Steve Schapiro first fell in love with photography at the tender age of 9 at summer camp. As he continued, the native New Yorker drew inspiration from Henri Cartier-Bresson and took to the streets, training his eye to capture of the decisive moment. Schapiro’ first instructor, W. Eugene Smith, taught the young photographer more than just technique; Smith imparted the importance of having a world view and a personal outlook in his work.
Using photography as a tool of activism, Schapiro set forth to create some of the most significant photojournalist, portraiture, and documentary photography of our time. Working for publications including Life, Look, Time, Rolling Stone, and Vanity Fair, Schapiro created iconic photo essays on a vast array of subjects including the Civil Rights Movement, Robert F. Kennedy’s presidential campaign, migrant workers in Arkansas, hippies in Haight-Asbury, and Easter celebrations in Harlem.
Schapiro recognized the importance of intimacy in creating emotional connections with his subject in order to create a powerful photograph. “Forty percent of the work is taking care of the contact, and then the best thing to be is very casual and very quiet,” he told journalist Marcus Woeller. “The best opportunities arise when you stay on the sidelines at first and wait for an emotional situation. For a revealing moment that gives you a feeling about who this person is. And then it’s always good not to come off as bombastic and start talking right away. It’s not about you! Instead, it’s about the search for an iconic image that contains a great sense for the person and the situation.”
After the golden age of pictures magazines came to an end in the 1970s, Steve Schapiro began working with Hollywood film studios to create some of the most memorable promotional campaigns of the 1970s and ‘80s for blockbuster movies including The Godfather, Midnight Cowboy, Taxi Driver, The Way We Were, and Risky Business.
Schapiro also had a flourishing music photography career, shooting album covers in the 1960s for jazz icons Cannonball Adderley, Wes Montgomery, Bill Evans, and Charlie Byrd before going on to collaborate with pop stars like Barbra Streisand and David Bowie in the 1970s. Schapiro’s work became so ubiquitous it could be seen everywhere from Jane Fonda’s 1981 workout VHS tape to Dolly Parton’s greatest hits album. He photographed luminaries including Truman Capote, Andy Warhol, Muhammad Ali, Allen Ginsberg, and Mae West — all who revolutionized the political, artistic, and cultural spirit of the times.
“I’ve always been interested in politics and how the country was run. I also understood early that my views were in the minority,” Schapiro told Sixty Inches from Center. “You sense that there was a wide spectrum of opinion—which there always is—and the more you understand that people develop preconceptions at an early age, they tend to hold onto them throughout life, for the most part.”
With the understanding that “all art is a point of view,” Steve Schapiro realized that “the photographer has enormous powers” and put his to good use, working alongside Dr. Martin Luther King Jr. during the height of the Civil Rights Movement.

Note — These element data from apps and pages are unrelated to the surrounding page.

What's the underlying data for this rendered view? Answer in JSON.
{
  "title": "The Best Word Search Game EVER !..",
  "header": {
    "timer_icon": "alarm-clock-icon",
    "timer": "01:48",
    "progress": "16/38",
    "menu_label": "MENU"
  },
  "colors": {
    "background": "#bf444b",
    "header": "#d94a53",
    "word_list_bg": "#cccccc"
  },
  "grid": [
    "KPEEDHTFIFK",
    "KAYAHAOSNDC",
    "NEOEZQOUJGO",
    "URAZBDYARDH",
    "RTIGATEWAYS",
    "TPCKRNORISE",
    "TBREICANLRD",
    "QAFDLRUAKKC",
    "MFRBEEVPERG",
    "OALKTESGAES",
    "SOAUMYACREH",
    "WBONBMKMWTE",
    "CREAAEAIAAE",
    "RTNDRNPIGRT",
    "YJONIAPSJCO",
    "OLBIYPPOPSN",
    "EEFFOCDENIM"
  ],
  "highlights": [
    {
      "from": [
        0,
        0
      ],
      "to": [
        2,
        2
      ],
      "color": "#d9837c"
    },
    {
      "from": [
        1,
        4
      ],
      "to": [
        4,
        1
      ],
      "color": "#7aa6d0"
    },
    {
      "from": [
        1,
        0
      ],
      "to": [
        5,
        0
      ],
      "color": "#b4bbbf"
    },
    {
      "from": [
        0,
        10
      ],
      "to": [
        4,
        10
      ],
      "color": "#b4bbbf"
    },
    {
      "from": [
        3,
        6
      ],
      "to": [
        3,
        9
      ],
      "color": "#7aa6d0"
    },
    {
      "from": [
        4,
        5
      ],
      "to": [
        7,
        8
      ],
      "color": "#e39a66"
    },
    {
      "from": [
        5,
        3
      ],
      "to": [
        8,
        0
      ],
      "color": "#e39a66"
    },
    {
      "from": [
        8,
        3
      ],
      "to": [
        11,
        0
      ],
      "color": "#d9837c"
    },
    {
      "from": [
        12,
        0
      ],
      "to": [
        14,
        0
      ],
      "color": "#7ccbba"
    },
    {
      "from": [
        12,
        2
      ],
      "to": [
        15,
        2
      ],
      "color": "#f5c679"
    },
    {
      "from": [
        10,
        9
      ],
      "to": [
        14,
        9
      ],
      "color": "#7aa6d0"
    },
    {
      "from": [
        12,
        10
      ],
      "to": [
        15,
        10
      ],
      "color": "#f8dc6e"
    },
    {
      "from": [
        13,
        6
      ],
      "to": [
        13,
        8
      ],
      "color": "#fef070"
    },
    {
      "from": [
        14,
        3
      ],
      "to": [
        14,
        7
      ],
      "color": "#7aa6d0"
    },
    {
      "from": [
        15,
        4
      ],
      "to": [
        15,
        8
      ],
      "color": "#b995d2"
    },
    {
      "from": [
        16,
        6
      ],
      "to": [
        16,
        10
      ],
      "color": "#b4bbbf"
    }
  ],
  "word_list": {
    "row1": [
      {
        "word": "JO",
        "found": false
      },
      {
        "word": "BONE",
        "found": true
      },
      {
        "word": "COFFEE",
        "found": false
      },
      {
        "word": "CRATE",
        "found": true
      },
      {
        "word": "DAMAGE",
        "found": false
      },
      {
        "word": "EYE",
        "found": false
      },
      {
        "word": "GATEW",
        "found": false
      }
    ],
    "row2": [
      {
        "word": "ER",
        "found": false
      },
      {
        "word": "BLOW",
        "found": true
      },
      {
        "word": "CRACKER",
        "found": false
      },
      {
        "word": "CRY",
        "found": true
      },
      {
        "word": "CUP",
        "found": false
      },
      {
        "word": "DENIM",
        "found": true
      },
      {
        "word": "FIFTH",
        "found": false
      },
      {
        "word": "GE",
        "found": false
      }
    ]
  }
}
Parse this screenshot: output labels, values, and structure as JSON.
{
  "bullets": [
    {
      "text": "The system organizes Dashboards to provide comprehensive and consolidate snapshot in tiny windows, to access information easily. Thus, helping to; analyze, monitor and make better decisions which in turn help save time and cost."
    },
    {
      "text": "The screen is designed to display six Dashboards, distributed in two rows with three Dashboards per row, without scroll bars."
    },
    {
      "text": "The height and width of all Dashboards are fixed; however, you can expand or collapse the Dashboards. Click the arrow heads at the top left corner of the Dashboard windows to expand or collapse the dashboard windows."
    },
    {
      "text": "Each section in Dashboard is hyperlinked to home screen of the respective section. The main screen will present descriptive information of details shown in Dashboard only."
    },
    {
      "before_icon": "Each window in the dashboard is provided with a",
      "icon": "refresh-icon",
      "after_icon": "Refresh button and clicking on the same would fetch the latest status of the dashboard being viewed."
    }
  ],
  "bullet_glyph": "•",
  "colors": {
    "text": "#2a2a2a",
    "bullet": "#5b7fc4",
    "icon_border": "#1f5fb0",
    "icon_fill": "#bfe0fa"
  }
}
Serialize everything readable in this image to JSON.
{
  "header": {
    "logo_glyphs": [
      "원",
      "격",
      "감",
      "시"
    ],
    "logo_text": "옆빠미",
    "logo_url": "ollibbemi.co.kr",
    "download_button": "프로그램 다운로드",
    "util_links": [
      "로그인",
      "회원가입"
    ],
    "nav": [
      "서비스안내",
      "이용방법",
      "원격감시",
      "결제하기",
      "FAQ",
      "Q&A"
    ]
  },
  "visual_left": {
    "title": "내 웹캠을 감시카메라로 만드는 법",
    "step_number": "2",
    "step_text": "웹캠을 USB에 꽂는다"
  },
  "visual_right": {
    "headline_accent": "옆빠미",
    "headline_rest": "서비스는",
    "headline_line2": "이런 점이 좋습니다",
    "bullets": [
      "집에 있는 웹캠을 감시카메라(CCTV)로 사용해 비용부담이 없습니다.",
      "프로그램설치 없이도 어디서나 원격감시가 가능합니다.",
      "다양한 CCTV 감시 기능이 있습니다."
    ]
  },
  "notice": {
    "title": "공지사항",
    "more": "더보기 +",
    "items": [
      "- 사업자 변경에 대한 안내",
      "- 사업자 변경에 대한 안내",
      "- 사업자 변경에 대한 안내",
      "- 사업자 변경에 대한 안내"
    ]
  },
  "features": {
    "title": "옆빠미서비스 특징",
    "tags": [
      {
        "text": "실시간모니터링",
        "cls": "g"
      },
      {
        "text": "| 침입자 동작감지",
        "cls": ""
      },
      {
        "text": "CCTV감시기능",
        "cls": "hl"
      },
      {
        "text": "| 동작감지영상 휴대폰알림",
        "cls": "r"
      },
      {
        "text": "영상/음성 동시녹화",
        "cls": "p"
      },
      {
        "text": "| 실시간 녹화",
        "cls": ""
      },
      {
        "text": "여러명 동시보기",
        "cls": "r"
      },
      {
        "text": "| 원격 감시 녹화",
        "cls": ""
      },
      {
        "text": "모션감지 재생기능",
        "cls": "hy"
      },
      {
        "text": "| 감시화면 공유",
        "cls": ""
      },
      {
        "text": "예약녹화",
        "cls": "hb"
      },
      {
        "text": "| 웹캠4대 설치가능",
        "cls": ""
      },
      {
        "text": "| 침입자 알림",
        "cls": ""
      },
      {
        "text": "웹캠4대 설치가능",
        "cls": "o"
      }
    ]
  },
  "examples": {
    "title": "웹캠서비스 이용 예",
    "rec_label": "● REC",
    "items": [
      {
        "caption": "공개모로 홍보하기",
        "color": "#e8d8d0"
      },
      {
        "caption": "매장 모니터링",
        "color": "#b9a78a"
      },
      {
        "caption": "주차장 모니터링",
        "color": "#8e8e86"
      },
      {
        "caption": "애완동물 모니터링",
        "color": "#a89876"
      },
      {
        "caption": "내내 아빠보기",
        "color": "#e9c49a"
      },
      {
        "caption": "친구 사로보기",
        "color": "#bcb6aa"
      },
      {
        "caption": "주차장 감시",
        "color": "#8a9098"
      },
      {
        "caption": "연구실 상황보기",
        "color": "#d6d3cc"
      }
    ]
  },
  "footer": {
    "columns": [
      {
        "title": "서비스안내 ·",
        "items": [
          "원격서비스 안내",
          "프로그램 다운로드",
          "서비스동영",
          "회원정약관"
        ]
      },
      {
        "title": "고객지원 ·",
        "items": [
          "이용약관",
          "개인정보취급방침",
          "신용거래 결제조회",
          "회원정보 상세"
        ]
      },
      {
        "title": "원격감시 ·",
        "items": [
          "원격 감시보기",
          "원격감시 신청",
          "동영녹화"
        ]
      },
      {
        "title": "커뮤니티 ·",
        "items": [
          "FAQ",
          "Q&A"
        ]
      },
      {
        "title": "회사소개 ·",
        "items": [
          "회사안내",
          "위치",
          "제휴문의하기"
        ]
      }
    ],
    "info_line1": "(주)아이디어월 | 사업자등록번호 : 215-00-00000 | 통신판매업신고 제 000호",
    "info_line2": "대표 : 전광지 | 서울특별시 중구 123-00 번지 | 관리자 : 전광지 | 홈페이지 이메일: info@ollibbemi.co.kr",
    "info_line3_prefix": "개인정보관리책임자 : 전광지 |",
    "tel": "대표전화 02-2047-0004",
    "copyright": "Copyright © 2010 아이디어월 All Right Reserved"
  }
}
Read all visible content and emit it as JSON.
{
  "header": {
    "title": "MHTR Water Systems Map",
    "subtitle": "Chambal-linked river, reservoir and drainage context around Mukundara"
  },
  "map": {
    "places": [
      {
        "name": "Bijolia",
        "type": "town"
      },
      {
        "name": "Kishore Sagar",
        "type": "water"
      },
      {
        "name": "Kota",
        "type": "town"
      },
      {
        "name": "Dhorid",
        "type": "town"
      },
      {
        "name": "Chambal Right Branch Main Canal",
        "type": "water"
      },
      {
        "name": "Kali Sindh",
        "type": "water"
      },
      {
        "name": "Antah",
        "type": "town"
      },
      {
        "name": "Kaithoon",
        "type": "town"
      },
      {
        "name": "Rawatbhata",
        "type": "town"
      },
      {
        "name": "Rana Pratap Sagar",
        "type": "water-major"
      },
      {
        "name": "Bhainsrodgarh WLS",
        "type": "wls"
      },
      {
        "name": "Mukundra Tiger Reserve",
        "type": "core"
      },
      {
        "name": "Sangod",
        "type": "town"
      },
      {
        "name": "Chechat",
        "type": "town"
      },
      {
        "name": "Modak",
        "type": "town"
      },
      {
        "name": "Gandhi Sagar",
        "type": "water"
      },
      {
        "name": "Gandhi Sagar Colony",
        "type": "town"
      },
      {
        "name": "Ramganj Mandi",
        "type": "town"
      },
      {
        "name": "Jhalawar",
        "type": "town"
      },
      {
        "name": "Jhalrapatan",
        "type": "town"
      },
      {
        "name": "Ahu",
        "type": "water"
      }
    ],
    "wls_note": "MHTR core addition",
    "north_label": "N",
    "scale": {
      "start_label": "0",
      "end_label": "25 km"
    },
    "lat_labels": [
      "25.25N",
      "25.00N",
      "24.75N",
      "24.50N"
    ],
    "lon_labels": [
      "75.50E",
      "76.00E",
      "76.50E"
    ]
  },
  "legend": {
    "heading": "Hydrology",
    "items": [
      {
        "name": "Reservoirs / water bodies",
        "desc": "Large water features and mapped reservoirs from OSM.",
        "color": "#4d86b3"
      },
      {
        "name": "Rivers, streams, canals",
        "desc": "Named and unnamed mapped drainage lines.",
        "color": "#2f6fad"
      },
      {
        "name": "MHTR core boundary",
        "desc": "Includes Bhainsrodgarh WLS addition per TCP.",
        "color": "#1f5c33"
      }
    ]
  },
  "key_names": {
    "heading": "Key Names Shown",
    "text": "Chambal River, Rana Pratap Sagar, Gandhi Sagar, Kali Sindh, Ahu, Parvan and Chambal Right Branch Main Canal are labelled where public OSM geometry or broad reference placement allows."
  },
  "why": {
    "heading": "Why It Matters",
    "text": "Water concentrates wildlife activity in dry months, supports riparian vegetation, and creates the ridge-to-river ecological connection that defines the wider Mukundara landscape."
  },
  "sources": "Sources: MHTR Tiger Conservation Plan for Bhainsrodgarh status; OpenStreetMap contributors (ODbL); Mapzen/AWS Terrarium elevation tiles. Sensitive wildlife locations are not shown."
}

Between 1963 and 1968, Schapiro documented the people of the movement, both leaders and the people in support, who gave their lives to the cause. Schapiro joined historic marches, photographed Freedom Riders, and bore witness to bombed out remains of the 16th Street Baptist Church, which claimed the lives of four little girls in 1963.
Schapiro became deeply immersed in the Civil Rights Movement that year after reading James Baldwin’s seminal essays on race, “Down at the Cross – Letters from a Region of My Mind” and “My Dungeon Shook – Letter to My Nephew on the One Hundredth Anniversary of Emancipation” in The New Yorker. Inspired, Schapiro pitched a story to Life wherein he would travel alongside Baldwin from New York to Mississippi, documenting the movement.
Of Baldwin, Schapiro said, “Here was an intellectual, a brilliant man, and a Black leader who never seemed to forget the importance of relating to each other as human beings. He had a hunger for love and believed in its power.”
In 2017, Taschen paired Schapiro’s photographs with James Baldwin’s seminal work for a limited edition of The Fire Next Time, which included a new introduction by Civil Rights leader and U.S. Congressman John Lewis, who Schapiro met and photographed in the 1960s on the frontlines. Lewis drew parallels between then and now — further underscored by Schapiro’s ongoing commitment to the cause, photographing the Black Lives Matter movement in Chicago the same year the book was published.
Not content to rest on his past successes, Steve Schapiro continued to work into his 80s, telling Marcus Woeller, “Even though I feel that I’ve shot a lot of good pictures, I still haven’t stopped believing that I can always do something better.”
By Miss Rosen
Miss Rosen is a New York-based writer focusing on art, photography, and culture. Her work has been published in books and magazines, including Time, Vogue, Aperture, and Vice, among others.
More information on Steve Schapiro on his website.